My friends might say cricket is an obsession rather than an interest. I was introduced to the sport when I was growing up in Pakistan and, like many others, played on the streets and at family get-togethers. When I moved to Trussville, there were not many Southeast Asian families and I felt I had to forego the cultural interests that were important to me, especially cricket, to fit in. When I went to Vanderbilt, I was pleasantly surprised that there was a club cricket team and I signed up instantly. I played all four years of undergrad and created great memories with lifelong friends and mentors. With such a positive experience, I knew cricket would be something I would take with me in my life and when I entered medical school, I joined the UAB team and we have been playing for the local league for the past few years.

Cricket has always been so much more to me than a sport – don’t get me wrong I am competitive and like to win – but it is the shared cultural identity and the relationships I have fostered over the years with my teammates that I value so highly and have guided me through different obstacles in life. Upon entering medical school, there is always a lot of fear about maintaining wellness and hobbies. While I am not as heavily involved as I was in undergrad, the curriculum at UAB has allowed me to continue these interests.

What does being named the Sara Crews Finley Leadership Scholar mean to you?

Learning about Dr. Sara Crews Finley and her legacy, what resonated with me was the unrelenting combination of excellence, perseverance and prioritizing the community. At a time when there were not many female physicians, much less female physician-scientists, Dr. Finley broke the glass ceiling and paved the way for others to follow. This must not have come without challenges but in spite of that, she carried on and excelled in caring for patients and conducting genetics research that had a significant impact for future generations.
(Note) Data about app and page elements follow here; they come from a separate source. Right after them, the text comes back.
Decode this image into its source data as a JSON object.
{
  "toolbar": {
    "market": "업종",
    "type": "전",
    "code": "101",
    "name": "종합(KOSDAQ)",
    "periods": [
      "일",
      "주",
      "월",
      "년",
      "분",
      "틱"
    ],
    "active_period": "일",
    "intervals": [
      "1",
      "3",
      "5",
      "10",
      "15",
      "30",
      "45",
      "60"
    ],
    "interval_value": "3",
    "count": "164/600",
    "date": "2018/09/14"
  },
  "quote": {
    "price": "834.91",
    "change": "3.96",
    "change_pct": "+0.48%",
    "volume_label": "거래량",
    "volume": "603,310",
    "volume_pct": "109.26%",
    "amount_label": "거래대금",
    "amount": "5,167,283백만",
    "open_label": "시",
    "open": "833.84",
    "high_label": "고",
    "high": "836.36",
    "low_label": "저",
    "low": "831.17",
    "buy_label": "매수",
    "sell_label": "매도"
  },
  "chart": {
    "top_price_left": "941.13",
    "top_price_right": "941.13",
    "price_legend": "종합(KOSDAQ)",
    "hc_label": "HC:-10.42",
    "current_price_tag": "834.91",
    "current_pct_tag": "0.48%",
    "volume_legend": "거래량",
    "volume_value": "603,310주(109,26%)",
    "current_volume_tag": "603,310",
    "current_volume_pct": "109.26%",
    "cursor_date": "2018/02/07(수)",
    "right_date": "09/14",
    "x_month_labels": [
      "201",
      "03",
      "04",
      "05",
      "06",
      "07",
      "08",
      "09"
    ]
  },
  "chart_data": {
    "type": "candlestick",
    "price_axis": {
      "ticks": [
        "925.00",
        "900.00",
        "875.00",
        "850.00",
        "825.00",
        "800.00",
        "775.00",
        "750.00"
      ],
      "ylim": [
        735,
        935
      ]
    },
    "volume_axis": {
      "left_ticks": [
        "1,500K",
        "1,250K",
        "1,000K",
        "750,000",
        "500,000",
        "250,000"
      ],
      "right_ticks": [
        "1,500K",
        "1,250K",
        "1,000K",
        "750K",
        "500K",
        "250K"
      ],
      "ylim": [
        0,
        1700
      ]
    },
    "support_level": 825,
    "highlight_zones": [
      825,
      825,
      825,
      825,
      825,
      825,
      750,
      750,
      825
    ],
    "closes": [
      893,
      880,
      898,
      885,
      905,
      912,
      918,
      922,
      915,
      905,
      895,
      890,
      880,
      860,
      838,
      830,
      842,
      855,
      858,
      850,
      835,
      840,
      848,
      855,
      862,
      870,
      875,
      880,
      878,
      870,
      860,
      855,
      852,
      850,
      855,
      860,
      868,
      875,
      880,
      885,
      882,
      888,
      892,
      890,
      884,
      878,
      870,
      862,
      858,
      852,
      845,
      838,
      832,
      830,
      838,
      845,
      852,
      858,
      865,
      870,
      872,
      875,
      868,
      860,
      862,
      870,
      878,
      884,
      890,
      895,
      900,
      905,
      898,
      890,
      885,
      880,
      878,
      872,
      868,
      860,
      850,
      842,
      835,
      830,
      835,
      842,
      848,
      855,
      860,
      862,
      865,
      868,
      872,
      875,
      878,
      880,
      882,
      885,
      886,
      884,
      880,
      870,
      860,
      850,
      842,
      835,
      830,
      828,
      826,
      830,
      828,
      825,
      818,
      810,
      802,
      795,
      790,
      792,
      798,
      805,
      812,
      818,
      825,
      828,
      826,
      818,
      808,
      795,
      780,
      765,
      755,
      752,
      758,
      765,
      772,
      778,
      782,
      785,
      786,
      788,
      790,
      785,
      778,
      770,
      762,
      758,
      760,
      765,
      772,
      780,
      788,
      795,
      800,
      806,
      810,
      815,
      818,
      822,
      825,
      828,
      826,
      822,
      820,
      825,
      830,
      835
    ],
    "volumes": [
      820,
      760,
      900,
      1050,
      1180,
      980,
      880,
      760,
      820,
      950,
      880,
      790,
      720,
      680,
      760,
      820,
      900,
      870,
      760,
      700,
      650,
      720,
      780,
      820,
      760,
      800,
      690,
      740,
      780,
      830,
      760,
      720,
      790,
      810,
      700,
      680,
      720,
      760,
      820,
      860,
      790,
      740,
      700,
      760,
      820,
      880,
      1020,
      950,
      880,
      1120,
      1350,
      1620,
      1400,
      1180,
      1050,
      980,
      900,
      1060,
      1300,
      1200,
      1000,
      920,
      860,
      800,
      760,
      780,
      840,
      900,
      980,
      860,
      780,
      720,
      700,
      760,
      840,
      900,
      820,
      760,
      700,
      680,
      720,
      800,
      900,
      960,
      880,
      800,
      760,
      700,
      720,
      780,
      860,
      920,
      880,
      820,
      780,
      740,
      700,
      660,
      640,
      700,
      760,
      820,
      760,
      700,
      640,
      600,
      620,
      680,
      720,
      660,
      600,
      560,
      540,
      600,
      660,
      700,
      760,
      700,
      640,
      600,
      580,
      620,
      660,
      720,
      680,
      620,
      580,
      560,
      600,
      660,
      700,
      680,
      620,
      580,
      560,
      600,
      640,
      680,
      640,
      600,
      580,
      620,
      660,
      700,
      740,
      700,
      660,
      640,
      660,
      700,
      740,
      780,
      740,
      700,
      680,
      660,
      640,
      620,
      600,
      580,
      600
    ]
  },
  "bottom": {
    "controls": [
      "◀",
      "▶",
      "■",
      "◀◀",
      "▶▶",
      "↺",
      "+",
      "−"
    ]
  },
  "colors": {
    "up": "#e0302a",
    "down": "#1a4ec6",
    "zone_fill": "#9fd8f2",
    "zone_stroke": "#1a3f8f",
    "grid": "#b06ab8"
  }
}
Her life has been characterized by a lot of firsts, something I could relate to when I received my white coat as a first-generation immigrant and the first person in my family to go to medical school here in the U.S. Rather than letting my background and experiences limit or define me, I used them as motivation to excel in whatever I did and serve the community that has offered me support and mentorship throughout.

It is an incredible honor for me to receive the scholarship named for someone so inspiring. To me, being a Finley Scholar means being a lifelong mentor to those who are starting their journeys in medicine, and creating a path forward for those who are underrepresented in medicine. Most importantly, it will remind me to put my community and those who are less fortunate first as I pursue my career.